:: What the task asks ::
Among the entries below, find each line holding "data" and return it.
■ ■ ■
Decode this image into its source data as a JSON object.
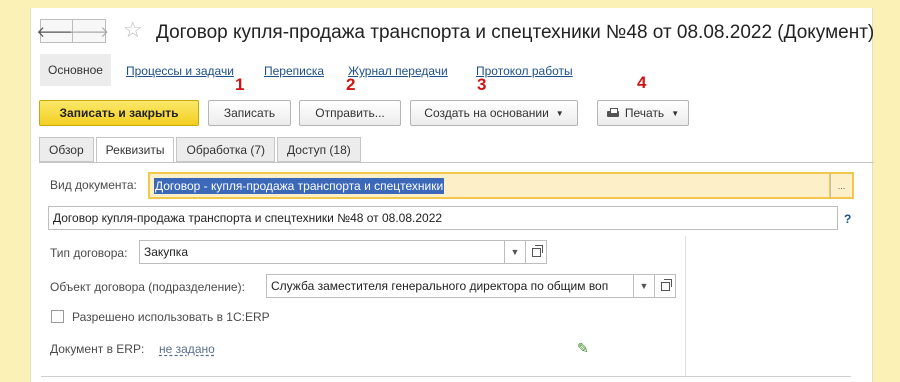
{
  "title": "Договор купля-продажа транспорта и спецтехники №48 от 08.08.2022 (Документ)",
  "nav": {
    "back": "🡐",
    "forward": "🡒",
    "star": "☆"
  },
  "sections": {
    "active": "Основное",
    "links": [
      "Процессы и задачи",
      "Переписка",
      "Журнал передачи",
      "Протокол работы"
    ]
  },
  "annotations": [
    "1",
    "2",
    "3",
    "4"
  ],
  "toolbar": {
    "save_close": "Записать и закрыть",
    "save": "Записать",
    "send": "Отправить...",
    "create_based": "Создать на основании",
    "print": "Печать"
  },
  "tabs": [
    "Обзор",
    "Реквизиты",
    "Обработка (7)",
    "Доступ (18)"
  ],
  "form": {
    "doc_kind_label": "Вид документа:",
    "doc_kind_value": "Договор - купля-продажа транспорта и спецтехники",
    "doc_kind_btn": "...",
    "doc_title_value": "Договор купля-продажа транспорта и спецтехники №48 от 08.08.2022",
    "help": "?",
    "contract_type_label": "Тип договора:",
    "contract_type_value": "Закупка",
    "contract_object_label": "Объект договора (подразделение):",
    "contract_object_value": "Служба заместителя генерального директора по общим воп",
    "erp_allowed_label": "Разрешено использовать в 1С:ERP",
    "erp_doc_label": "Документ в ERP:",
    "erp_doc_value": "не задано"
  },
  "colors": {
    "accent": "#f3cf20",
    "link": "#1c4f8c",
    "annotation": "#d01414",
    "background": "#fbf0b6"
  }
}
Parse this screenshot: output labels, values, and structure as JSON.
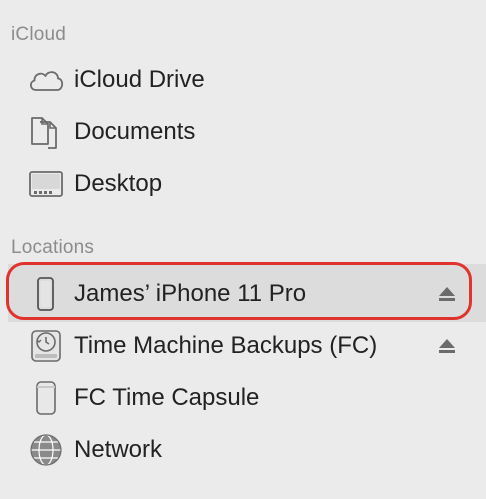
{
  "sections": [
    {
      "header": "iCloud",
      "items": [
        {
          "label": "iCloud Drive",
          "icon": "cloud-icon"
        },
        {
          "label": "Documents",
          "icon": "documents-icon"
        },
        {
          "label": "Desktop",
          "icon": "desktop-icon"
        }
      ]
    },
    {
      "header": "Locations",
      "items": [
        {
          "label": "James’ iPhone 11 Pro",
          "icon": "iphone-icon",
          "eject": true,
          "selected": true,
          "annotated": true
        },
        {
          "label": "Time Machine Backups (FC)",
          "icon": "time-machine-disk-icon",
          "eject": true
        },
        {
          "label": "FC Time Capsule",
          "icon": "time-capsule-icon"
        },
        {
          "label": "Network",
          "icon": "network-globe-icon"
        }
      ]
    }
  ],
  "colors": {
    "sidebar_bg": "#ebebeb",
    "selected_bg": "#dcdcdc",
    "annotation_ring": "#e0332d",
    "header_text": "#8c8c8c",
    "item_text": "#222222"
  }
}
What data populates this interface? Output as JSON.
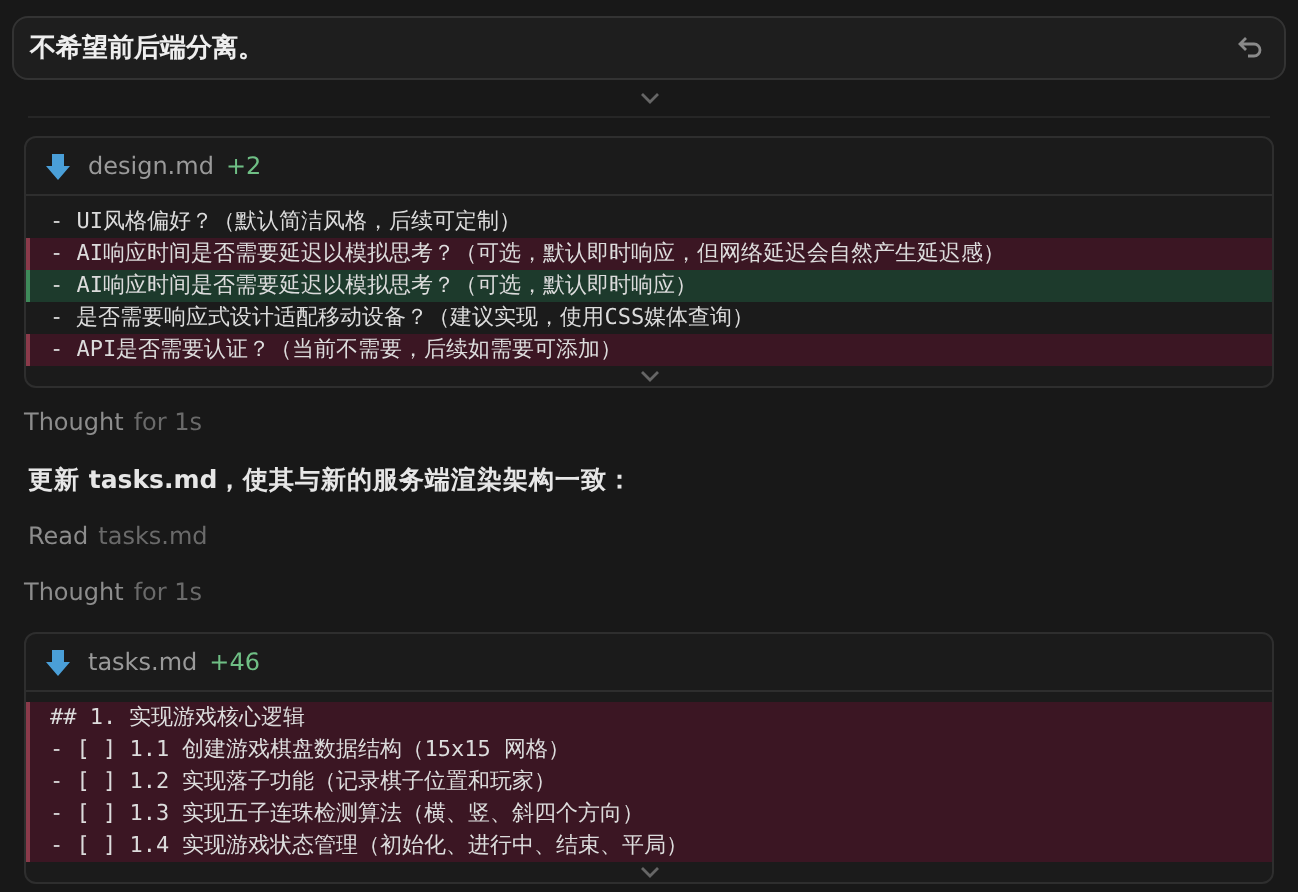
{
  "prompt": {
    "text": "不希望前后端分离。"
  },
  "blocks": [
    {
      "kind": "file",
      "name": "design.md",
      "delta": "+2",
      "lines": [
        {
          "kind": "context",
          "text": "- UI风格偏好？（默认简洁风格，后续可定制）"
        },
        {
          "kind": "removed",
          "text": "- AI响应时间是否需要延迟以模拟思考？（可选，默认即时响应，但网络延迟会自然产生延迟感）"
        },
        {
          "kind": "added",
          "text": "- AI响应时间是否需要延迟以模拟思考？（可选，默认即时响应）"
        },
        {
          "kind": "context",
          "text": "- 是否需要响应式设计适配移动设备？（建议实现，使用CSS媒体查询）"
        },
        {
          "kind": "removed",
          "text": "- API是否需要认证？（当前不需要，后续如需要可添加）"
        }
      ]
    },
    {
      "kind": "thought",
      "label": "Thought",
      "detail": "for 1s"
    },
    {
      "kind": "message",
      "text": "更新 tasks.md，使其与新的服务端渲染架构一致："
    },
    {
      "kind": "read",
      "label": "Read",
      "detail": "tasks.md"
    },
    {
      "kind": "thought",
      "label": "Thought",
      "detail": "for 1s"
    },
    {
      "kind": "file",
      "name": "tasks.md",
      "delta": "+46",
      "lines": [
        {
          "kind": "removed",
          "text": "## 1. 实现游戏核心逻辑"
        },
        {
          "kind": "removed",
          "text": "- [ ] 1.1 创建游戏棋盘数据结构（15x15 网格）"
        },
        {
          "kind": "removed",
          "text": "- [ ] 1.2 实现落子功能（记录棋子位置和玩家）"
        },
        {
          "kind": "removed",
          "text": "- [ ] 1.3 实现五子连珠检测算法（横、竖、斜四个方向）"
        },
        {
          "kind": "removed",
          "text": "- [ ] 1.4 实现游戏状态管理（初始化、进行中、结束、平局）"
        }
      ]
    }
  ]
}
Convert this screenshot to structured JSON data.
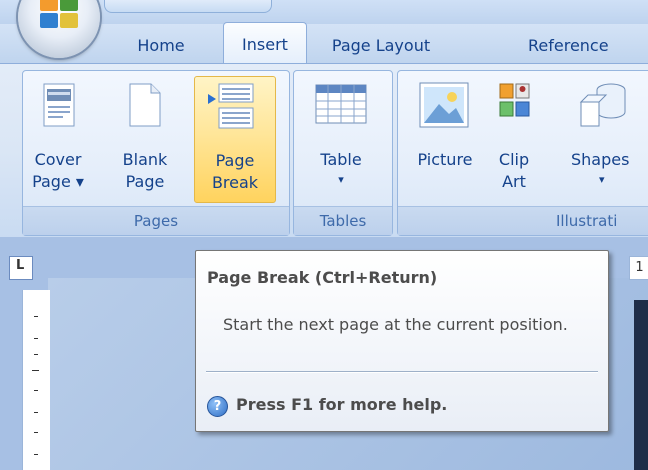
{
  "ribbon": {
    "tabs": [
      "Home",
      "Insert",
      "Page Layout",
      "Reference"
    ],
    "active_tab": "Insert",
    "groups": {
      "pages": {
        "label": "Pages",
        "buttons": [
          {
            "line1": "Cover",
            "line2": "Page ▾",
            "icon": "cover-page-icon"
          },
          {
            "line1": "Blank",
            "line2": "Page",
            "icon": "blank-page-icon"
          },
          {
            "line1": "Page",
            "line2": "Break",
            "icon": "page-break-icon"
          }
        ]
      },
      "tables": {
        "label": "Tables",
        "buttons": [
          {
            "line1": "Table",
            "line2": "▾",
            "icon": "table-icon"
          }
        ]
      },
      "illustrations": {
        "label": "Illustrati",
        "buttons": [
          {
            "line1": "Picture",
            "line2": "",
            "icon": "picture-icon"
          },
          {
            "line1": "Clip",
            "line2": "Art",
            "icon": "clip-art-icon"
          },
          {
            "line1": "Shapes",
            "line2": "▾",
            "icon": "shapes-icon"
          }
        ]
      }
    }
  },
  "ruler": {
    "corner_glyph": "L",
    "h_number": "1"
  },
  "tooltip": {
    "title": "Page Break (Ctrl+Return)",
    "description": "Start the next page at the current position.",
    "help": "Press F1 for more help.",
    "help_glyph": "?"
  },
  "colors": {
    "accent": "#15428b",
    "hover": "#ffd35e"
  }
}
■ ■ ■
:: Response to the task ::
Decode this image into its source data as a JSON object.
What data populates this interface? Output as JSON.
Convert this screenshot to structured JSON data.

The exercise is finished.